Amid the recent hubbub regarding the safety of its energy drinks, Monster Beverage (MNST) reported mixed third quarter results Wednesday afternoon. The firm generated $542 million in revenue, 14% higher than the same period a year ago and slightly below consensus expectations. Earnings growth was disappointing, increasing just 7% year-over-year to $0.47 per share, considerably trailing consensus estimates.
Gross margins at Monster Beverage tumbled during the quarter, falling 220 basis points year-over-year to 50.5%. The firm blamed heavy promotional spending, as well as increased shipping costs due to higher international sales. With aggregate international sales increasing 24%, and according to management, a very fickle Japanese customer that rejected several hundred cases, we find this excuse believable. Sales to Europe, Middle East, and Africa jumped 43% (65% ex-currency), and we think the firm has plenty of room to grow in this geography. Needless to say, Red Bull dominates most European markets, but Monster offers a different value proposition-akin to McDonald's (MCD) coffee versus Starbucks (SBUX) coffee.

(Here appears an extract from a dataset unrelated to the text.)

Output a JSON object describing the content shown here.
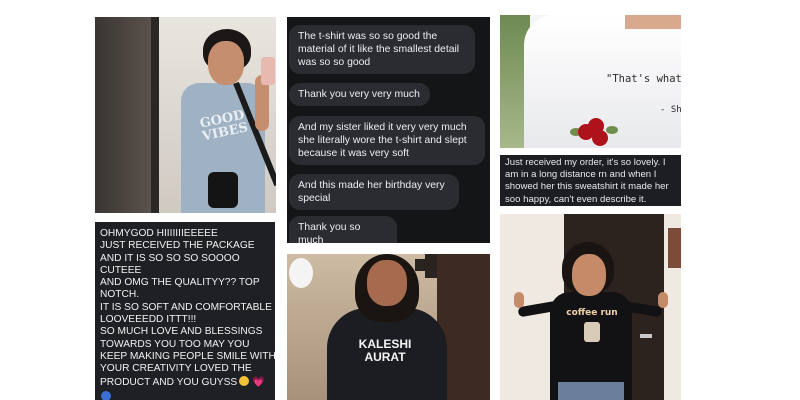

The big issue with the company on the domestic front remains healthfulness. As we've mentioned earlier, Monster faces scrutiny from the increase in caffeine-related emergency room visits over the past several years, as well as reports of people dying as a result of energy-drink consumption. The company vehemently denies these allegations, particularly those related to caffeine, as it correctly asserts that the typical Starbucks coffee contains double the concentration of caffeine. Based on our internal research, there aren't any specific ingredients or caffeine concentration for Monster's basic energy drinks that appear to have scientifically-grounded severe side effects. Studies show that caffeine toxicity and overdose requires such a tremendously large amount of the substance that it would be nearly impossible for anyone to achieve it via coffee or energy drinks. Still, the FDA continues to investigate the firm and regulation remains possible. The company continues to ride industry tailwinds. According management on the conference call:
…for the 13 weeks through October 20, 2012 for all outlets combined, then the convenience grocery, drug and mass merchandisers on the expanded basis I just described, including Wal-Mart, dollar stores, DeCA Military Stores and club stores, but excluding Costco. Sales in dollars in the energy drink category including shops increased 13.3% versus the same period a year ago.
More importantly, Monster's new beverages, like its Rehab Rehydration Energy Drinks, continue to help boost sales versus competitors. Again, from the conference call:
Sales of Monster grew 19.5% in the 13 week period while sales of Red Bull increased by 16.6%. Sales of Rockstar increased by 10.8% and sales of 5-Hour decreased by 1.8%. Sales of Amp were down 8.9%, NOS increased 13.2% off a low base and sales of Full Throttle increased 9.1%.
Though margins were a bit lower than desired, we thought the quarter wasn't terrible. Health concerns obviously can provide a powerful headwind in coming periods, especially if they start to erode consumer confidence in the safety of the products in the segment, but we think Monster Beverage will bounce back. Shares are fairly valued at current levels, but ongoing stock-price pressure from negative health sentiment could make the company cheap enough for us to get interested (click here to learn the criteria behind the stocks we like). Further, the chance of a buyout from Coca-Cola (KO) remains possible, though less probable than before the health-concern allegations surfaced.